- Court may indicate in the summon that if the accused makes an application for compounding of offences at the first hearing of the case and, if such an application is made, Court may pass appropriate orders at the earliest.
- Court should direct the accused, when he appears to furnish a bail bond, to ensure his appearance during trial and ask him to take notice under Section 251 Cr.P.C. to enable him to enter his plea of defence and fix the case for defence evidence, unless an application is made by the accused under Section 145(2) for re-calling a witness for cross-examination.
- The Court concerned must ensure that examination-in-chief, cross- examination and re-examination of the complainant must be conducted within three months of assigning the case. The Court has option of accepting affidavits of the witnesses, instead of examining them in Court. Witnesses to the complaint and accused must be available for cross- examination as and when there is direction to this effect by the Court.
Attachment of Property
The Bench has also observed that a mechanism may be developed to ensure the presence of the accused even by way of coercive measure, if required, taking effect from Section 83 of Cr.P.C. which allows attachment of property, including movable property. A similar co-ordinated effort may be evolved to recover interim compensation under Section 143A of the N.I. Act as well as fine or compensation to be recovered as per Section 421 of Cr.P.C. The Bank may facilitate mechanism for transferring requisite funds from the bank account of the accused to the account of the holder in due course, as may be directed by the Court.
The Bench also suggested that with ever growing institution of N.I. cases, there is a need of developing a mechanism for pre-litigation settlement in these cases. The Legal Services Authorities Act, 1987 provides for a statutory mechanism for disposal of case by Lok Adalat at pre-litigation stage under Sections 19 and 20 of the Act. Further, Section 21 of the Act, recognises an award passed by Lok Adalats as a decree of a civil court and gives it a finality.
"The effect of above legal proposition is that an Award passed at the pre-litigation stage or pre-cognizance stage shall have an effect of a civil decree. The National Legal Services Authority, being the responsible Authority in this regard, may evolve a scheme for settlement of dispute relating to cheque bounce at pre-litigation i.e. before filing of the private complaint. This measure of prelitigation ADR process can go a long way in settling the cases before they come to Court, thereby reducing docket burden".
"The High Courts, in addition to the above, may also consider setting up of exclusive courts to deal with matters relating to Section 138, especially in establishments where 8 the pendency is above a standard figure.
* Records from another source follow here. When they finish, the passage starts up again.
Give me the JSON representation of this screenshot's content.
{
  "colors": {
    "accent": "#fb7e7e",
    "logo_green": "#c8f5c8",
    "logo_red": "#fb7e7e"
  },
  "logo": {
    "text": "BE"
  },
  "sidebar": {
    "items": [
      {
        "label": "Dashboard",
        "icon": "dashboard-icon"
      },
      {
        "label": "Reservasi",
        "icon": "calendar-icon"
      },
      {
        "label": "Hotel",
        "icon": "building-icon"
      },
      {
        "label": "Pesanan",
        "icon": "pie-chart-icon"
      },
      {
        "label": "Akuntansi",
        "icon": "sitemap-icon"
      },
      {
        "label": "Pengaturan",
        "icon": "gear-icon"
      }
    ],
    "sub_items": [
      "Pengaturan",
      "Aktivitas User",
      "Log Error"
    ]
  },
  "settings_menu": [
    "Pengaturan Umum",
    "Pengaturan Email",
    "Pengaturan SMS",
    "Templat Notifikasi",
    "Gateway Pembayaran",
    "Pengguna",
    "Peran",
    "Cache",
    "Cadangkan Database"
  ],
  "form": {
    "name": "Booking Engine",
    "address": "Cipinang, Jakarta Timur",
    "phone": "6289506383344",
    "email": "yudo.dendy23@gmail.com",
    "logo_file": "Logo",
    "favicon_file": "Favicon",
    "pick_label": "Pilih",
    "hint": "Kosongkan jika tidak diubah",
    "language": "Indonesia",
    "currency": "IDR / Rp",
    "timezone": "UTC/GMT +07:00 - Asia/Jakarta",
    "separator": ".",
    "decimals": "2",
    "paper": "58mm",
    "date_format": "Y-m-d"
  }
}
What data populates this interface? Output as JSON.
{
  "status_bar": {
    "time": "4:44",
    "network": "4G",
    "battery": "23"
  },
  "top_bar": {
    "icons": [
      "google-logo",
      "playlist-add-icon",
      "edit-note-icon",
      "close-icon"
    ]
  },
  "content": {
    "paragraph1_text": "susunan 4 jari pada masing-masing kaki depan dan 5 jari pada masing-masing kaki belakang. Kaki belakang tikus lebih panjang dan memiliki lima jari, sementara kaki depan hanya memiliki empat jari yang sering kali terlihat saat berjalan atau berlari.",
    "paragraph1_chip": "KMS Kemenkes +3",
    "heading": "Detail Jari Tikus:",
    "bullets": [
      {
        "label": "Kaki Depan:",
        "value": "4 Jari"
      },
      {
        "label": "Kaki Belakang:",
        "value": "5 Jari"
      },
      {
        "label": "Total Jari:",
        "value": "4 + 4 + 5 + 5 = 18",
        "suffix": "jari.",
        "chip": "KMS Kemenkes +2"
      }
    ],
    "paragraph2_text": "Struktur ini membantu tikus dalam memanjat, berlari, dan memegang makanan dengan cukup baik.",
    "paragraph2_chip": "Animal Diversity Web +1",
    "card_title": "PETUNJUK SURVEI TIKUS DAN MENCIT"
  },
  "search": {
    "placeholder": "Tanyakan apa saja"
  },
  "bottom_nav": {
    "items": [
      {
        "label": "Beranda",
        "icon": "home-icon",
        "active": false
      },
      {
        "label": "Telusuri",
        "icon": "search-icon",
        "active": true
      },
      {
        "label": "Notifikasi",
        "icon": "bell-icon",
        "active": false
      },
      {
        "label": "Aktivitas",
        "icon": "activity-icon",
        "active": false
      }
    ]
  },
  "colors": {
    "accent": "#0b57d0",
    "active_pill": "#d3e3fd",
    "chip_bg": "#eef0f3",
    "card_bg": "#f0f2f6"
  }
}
Special norms for assessment of the work of exclusive courts may also be formulated giving additional weightage to disposal of case within the time-frame as per legal requirement"
The Bench observed that to work out mechanism for expeditious and just adjudication of cases relating to dishonour of cheques, fulfilling the mandate of law and reduce high pendency, various duty-holders like Banks, Police and Legal Services Authorities may be required to take measures and prepare schemes.
"Thus, we find it necessary to hear them for evolving a concerted, coordinated mechanism for expeditious adjudication of these cases as per the legal mandate".
The Court has appointed Shri Sidharth Luthra, Senior Advocate as Amicus Curiae and Advocate Shri K. Parameshwar to assist him in the matter.
The Court has issued notice to the Union of India through Law Secretary, Registrar General of all the High Courts, the Director General of Police of all the States and Union Territories, Member Secretary of the National Legal Services Authority, Reserve Bank of India and Indian Bank Association, Mumbai as the representatives of Banking institutions.
Next hearing of the case is 23. on 16.04.2020.